Scan the records below for lines with the word "FROM", then state how many you find and nothing else.
- - -
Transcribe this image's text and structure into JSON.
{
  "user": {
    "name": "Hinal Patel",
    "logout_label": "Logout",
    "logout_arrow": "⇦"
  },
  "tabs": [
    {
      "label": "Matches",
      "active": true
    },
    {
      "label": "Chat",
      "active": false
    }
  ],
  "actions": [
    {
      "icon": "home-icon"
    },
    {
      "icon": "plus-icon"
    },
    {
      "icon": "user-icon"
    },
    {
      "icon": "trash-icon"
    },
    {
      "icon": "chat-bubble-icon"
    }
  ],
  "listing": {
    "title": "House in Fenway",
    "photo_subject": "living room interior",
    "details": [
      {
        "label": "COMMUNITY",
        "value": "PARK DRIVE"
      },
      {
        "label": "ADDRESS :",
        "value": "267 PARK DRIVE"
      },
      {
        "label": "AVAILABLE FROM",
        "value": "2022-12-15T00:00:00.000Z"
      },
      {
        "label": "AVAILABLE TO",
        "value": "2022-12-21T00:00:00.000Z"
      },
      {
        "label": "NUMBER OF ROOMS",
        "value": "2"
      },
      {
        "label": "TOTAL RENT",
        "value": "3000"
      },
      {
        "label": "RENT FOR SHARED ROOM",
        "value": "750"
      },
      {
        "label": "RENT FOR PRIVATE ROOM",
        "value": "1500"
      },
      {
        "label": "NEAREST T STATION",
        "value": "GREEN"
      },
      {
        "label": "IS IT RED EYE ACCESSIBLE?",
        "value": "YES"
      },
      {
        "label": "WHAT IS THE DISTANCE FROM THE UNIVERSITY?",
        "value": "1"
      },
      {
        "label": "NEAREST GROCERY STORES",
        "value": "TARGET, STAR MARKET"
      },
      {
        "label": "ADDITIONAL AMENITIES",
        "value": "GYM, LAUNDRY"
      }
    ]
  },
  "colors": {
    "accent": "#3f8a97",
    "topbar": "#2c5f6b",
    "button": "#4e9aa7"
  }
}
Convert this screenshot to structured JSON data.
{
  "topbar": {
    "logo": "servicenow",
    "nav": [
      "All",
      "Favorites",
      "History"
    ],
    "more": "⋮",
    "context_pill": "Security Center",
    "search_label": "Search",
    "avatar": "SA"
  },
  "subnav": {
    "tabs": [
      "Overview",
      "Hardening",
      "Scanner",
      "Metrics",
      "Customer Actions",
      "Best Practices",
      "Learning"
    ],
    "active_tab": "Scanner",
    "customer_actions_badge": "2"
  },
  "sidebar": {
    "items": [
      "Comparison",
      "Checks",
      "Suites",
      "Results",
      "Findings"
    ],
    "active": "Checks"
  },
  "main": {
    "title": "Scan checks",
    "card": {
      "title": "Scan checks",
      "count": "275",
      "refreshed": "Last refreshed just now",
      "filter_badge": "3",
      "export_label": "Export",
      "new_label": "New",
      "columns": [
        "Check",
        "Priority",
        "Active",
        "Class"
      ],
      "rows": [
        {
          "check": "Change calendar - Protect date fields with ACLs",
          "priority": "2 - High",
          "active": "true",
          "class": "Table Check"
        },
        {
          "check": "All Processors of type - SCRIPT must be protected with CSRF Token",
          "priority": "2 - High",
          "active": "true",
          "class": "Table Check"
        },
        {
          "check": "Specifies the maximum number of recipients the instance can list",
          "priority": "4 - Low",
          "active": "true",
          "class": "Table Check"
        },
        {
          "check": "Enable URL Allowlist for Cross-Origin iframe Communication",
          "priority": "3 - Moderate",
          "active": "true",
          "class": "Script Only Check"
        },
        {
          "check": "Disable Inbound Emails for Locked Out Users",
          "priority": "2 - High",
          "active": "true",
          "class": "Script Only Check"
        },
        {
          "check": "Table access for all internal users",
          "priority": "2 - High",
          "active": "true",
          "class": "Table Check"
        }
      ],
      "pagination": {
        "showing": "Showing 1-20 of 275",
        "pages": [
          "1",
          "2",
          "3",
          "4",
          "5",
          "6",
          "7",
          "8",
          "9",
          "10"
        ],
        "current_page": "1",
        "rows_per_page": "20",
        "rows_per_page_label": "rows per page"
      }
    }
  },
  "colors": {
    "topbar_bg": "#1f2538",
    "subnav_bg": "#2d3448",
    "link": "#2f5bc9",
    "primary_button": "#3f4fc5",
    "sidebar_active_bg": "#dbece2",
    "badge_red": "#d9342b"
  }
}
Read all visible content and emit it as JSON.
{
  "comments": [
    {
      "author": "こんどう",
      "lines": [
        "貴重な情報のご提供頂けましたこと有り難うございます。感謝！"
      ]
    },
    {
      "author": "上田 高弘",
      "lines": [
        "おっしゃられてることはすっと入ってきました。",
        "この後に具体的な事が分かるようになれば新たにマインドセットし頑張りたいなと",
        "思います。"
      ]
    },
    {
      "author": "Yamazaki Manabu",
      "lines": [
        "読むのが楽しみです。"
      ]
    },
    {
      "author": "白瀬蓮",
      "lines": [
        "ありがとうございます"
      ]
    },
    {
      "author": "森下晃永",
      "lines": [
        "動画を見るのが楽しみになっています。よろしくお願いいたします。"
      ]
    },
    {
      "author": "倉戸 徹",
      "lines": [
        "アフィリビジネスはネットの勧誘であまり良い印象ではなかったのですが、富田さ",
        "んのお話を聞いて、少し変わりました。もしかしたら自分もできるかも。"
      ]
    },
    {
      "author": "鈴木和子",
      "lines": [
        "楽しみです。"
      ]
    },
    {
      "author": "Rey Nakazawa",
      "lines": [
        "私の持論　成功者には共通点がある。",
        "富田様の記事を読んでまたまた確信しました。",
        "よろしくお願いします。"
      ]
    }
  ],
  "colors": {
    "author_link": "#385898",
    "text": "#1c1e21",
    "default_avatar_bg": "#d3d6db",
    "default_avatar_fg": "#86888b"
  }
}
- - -
Solution for this task – 2